The authors of the selections are, for the most part, Americans, such as Annie Dillard, Deborah Tannen, Bruce Catton, Richard Rodriguez. But there are also authors who are Canadian (Marjorie Simmons, Zoë Landale), English (George Orwell), and French (Albert Camus).

The textbook is meant to be used in a mono-lingual college setting in the USA. As well, the themes around which the chapters are organized are those that interest contemporary American culture in particular. For example, Chapter 4 "Role Models and Heroes" deals with the kinds of people who inspire others. This type of concern is eminently American. Other cultures deal differently with the process of emulation. In addition, the types of people to be emulated vary from culture to culture. However, in spite of the fact that the textbook is meant to be used in a general English class setting, it would be an excellent tool for background readings in American culture courses or contemporary American literature courses in an EFL setting. As the selections are varied and written from different viewpoints, the American culture presented in the textbook is not monolithic, nor one-voiced. Rather, the book has a dialogic approach which serves to show the complexities of modern American culture. This type of organization makes for interesting provocative reading.

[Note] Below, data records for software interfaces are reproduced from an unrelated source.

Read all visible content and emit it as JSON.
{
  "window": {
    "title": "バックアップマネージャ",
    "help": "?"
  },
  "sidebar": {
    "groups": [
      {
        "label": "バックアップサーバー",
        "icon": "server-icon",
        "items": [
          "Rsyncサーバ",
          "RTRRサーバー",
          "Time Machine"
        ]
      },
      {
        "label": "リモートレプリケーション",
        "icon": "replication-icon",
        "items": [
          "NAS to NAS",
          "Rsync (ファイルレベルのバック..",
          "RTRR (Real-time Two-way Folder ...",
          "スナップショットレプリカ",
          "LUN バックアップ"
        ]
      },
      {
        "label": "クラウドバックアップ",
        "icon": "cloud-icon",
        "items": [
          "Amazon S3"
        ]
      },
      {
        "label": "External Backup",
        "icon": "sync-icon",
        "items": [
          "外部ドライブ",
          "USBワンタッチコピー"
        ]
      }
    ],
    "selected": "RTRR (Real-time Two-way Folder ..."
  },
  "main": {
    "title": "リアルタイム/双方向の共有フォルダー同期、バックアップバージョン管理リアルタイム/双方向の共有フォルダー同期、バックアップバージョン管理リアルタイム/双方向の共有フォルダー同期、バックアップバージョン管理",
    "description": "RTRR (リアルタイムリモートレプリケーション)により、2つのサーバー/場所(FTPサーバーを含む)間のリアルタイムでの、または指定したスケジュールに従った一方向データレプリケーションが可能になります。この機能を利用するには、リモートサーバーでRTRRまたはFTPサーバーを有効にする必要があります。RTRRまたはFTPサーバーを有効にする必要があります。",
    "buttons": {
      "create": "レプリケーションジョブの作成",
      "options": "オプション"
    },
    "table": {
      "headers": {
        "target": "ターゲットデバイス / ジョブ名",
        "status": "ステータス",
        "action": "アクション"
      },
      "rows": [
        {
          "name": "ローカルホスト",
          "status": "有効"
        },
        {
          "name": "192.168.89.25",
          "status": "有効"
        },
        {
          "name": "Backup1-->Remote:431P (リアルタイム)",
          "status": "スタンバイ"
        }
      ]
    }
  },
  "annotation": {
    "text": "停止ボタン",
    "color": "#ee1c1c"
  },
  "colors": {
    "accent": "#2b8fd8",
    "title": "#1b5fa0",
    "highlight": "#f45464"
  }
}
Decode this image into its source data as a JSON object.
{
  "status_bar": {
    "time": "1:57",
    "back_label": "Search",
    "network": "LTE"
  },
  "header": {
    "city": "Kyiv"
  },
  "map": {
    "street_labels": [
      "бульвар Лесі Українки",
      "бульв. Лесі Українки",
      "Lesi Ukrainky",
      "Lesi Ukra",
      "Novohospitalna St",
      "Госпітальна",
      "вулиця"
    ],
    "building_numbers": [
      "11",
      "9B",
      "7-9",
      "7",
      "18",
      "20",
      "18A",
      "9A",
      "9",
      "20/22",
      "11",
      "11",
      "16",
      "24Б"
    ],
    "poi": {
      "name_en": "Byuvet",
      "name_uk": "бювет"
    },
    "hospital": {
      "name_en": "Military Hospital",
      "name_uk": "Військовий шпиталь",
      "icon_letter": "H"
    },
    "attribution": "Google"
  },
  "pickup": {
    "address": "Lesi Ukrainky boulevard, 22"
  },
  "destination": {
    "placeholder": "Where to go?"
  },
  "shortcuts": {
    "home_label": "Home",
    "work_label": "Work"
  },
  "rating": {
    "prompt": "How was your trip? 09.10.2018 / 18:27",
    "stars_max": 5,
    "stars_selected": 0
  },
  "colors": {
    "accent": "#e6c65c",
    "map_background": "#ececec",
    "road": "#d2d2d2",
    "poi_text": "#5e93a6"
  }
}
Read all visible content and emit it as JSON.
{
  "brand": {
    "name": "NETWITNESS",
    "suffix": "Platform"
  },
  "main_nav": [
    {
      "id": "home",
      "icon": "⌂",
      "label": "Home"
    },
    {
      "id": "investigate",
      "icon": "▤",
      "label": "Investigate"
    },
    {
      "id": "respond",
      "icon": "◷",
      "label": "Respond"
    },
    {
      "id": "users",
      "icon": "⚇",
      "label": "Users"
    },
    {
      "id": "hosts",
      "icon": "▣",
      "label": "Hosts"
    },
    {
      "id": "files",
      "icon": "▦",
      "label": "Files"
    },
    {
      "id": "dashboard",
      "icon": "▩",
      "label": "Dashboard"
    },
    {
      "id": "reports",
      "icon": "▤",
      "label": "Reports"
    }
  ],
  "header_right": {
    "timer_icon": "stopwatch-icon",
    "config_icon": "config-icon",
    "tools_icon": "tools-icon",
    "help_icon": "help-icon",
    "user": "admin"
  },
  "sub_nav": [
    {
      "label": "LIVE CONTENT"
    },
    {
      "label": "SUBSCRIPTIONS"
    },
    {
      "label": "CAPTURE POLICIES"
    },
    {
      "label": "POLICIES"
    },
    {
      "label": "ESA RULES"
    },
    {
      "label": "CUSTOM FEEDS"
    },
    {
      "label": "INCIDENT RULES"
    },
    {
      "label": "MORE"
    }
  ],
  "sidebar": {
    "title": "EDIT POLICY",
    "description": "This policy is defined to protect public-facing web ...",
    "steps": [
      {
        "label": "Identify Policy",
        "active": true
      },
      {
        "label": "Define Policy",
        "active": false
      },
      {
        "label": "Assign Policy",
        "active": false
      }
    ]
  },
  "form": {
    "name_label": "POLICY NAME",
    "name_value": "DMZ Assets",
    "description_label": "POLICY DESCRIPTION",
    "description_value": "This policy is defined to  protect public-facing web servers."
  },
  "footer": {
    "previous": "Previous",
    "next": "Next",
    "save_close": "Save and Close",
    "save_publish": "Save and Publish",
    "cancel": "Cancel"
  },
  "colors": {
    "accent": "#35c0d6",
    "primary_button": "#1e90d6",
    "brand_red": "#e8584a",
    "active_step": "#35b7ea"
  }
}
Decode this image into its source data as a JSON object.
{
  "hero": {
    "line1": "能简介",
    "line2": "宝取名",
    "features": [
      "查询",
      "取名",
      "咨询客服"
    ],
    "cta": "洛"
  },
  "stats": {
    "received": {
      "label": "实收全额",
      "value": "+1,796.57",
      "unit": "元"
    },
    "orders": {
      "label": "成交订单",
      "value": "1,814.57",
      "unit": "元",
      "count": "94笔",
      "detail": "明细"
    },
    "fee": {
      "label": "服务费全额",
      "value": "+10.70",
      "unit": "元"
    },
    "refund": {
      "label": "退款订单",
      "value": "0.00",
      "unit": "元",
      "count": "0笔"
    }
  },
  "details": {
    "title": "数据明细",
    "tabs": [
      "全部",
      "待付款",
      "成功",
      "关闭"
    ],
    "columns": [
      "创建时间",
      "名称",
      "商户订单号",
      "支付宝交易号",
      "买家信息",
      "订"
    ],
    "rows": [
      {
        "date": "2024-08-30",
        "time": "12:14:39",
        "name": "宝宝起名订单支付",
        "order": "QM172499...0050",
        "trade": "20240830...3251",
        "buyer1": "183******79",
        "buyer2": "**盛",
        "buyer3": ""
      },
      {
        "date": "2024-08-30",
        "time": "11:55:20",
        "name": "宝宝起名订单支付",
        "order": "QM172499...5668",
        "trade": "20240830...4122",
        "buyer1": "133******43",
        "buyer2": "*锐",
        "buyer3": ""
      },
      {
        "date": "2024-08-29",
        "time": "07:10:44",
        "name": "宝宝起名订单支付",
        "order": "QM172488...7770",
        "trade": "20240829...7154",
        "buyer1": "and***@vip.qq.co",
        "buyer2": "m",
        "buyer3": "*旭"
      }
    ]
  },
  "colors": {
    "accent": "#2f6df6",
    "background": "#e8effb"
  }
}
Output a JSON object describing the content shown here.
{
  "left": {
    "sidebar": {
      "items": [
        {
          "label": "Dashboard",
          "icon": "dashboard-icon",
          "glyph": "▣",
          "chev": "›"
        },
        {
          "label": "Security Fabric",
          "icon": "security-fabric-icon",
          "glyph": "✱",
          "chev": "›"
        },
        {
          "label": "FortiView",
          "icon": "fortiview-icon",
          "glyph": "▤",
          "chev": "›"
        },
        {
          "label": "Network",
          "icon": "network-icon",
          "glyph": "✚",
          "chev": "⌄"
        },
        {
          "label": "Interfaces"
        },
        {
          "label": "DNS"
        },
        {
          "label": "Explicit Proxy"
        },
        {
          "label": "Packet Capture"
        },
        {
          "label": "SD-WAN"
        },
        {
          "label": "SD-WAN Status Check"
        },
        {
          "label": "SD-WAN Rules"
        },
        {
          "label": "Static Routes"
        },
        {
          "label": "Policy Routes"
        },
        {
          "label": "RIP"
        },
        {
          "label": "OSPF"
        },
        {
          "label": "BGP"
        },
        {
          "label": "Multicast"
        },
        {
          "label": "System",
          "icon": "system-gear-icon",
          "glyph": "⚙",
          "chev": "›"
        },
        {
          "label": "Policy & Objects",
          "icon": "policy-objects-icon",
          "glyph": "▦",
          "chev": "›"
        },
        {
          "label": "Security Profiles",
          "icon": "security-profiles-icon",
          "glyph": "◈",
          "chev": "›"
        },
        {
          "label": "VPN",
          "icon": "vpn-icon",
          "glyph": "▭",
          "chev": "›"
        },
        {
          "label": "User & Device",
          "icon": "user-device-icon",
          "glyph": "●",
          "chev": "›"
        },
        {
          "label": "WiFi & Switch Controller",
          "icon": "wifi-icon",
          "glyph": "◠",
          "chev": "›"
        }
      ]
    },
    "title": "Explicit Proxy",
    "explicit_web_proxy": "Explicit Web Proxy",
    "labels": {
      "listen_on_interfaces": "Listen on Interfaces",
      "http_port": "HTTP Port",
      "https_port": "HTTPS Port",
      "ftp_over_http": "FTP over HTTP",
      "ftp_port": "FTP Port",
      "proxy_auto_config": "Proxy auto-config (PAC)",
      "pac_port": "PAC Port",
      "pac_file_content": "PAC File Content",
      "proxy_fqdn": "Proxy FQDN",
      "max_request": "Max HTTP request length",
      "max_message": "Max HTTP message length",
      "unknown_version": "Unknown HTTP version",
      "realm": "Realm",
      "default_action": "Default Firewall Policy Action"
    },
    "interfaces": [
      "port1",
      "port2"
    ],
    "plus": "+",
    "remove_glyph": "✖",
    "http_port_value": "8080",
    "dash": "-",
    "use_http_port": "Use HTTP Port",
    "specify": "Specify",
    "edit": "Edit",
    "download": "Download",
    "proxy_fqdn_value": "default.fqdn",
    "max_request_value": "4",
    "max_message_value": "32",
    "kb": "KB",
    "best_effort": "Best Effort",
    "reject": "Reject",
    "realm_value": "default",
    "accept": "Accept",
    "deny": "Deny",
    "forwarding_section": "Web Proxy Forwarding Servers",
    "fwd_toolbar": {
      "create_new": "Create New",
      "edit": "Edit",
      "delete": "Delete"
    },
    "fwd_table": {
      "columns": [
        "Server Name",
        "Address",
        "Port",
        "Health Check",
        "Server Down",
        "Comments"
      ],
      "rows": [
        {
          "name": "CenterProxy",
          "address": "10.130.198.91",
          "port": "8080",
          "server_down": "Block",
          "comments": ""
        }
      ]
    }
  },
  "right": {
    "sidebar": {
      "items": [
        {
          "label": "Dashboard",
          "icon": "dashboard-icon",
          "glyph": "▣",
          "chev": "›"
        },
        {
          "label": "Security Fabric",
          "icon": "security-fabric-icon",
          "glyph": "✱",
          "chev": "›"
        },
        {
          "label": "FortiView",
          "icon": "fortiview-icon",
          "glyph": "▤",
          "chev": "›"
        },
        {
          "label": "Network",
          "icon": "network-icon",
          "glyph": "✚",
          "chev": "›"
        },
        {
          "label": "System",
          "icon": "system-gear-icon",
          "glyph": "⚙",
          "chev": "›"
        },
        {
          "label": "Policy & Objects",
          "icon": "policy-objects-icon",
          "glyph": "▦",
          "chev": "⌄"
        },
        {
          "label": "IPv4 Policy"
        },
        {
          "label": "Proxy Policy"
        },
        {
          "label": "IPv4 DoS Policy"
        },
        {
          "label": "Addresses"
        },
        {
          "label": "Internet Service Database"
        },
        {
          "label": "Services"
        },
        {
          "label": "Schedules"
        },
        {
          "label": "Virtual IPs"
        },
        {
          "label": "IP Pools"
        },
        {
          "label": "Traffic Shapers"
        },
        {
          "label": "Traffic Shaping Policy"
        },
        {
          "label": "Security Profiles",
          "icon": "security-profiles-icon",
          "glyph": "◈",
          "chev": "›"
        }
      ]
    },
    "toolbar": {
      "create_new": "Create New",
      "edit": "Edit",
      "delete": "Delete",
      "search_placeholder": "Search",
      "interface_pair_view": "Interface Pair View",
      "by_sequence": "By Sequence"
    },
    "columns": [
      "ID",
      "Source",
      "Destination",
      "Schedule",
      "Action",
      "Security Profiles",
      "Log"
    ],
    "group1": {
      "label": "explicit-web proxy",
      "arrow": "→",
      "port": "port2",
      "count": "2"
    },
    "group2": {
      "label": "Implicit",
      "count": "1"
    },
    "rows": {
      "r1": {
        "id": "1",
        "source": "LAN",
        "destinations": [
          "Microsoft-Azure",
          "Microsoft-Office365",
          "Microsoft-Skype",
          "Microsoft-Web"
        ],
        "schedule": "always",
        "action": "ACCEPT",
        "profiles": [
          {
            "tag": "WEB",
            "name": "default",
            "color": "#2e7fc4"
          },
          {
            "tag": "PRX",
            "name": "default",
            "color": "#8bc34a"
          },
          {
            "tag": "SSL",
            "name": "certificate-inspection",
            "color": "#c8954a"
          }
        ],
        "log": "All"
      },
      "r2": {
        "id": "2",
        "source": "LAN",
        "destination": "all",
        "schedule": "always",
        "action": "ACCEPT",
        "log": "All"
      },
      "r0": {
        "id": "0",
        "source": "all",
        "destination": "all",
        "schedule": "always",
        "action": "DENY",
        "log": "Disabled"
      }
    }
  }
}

It is apparent on examining this textbook that the author has been very successful at choosing contemporary voices from within American culture, and at organizing them in well thought out themes. The exercises that accompany each selection are thought provoking, and do help promote critical reading and writing. In other words, the book fulfills what the author has proposed which is to provide readings from contemporary American culture, and promote critical thinking.

 

 

 

 

 

 

 

 

 

 

 

 

 

 

 

 


Dilys Karen Rees teaches language and literature of the English language at Universidade Federal de Goiás, in Goiânia, Brazil. She is working on her doctoral studies in "Letras: Estudos Lingüísticos" at Universidade Federal de Minas Gerais. Her research interests are ethnography in the classroom; culture teaching and learning; reading comprehension.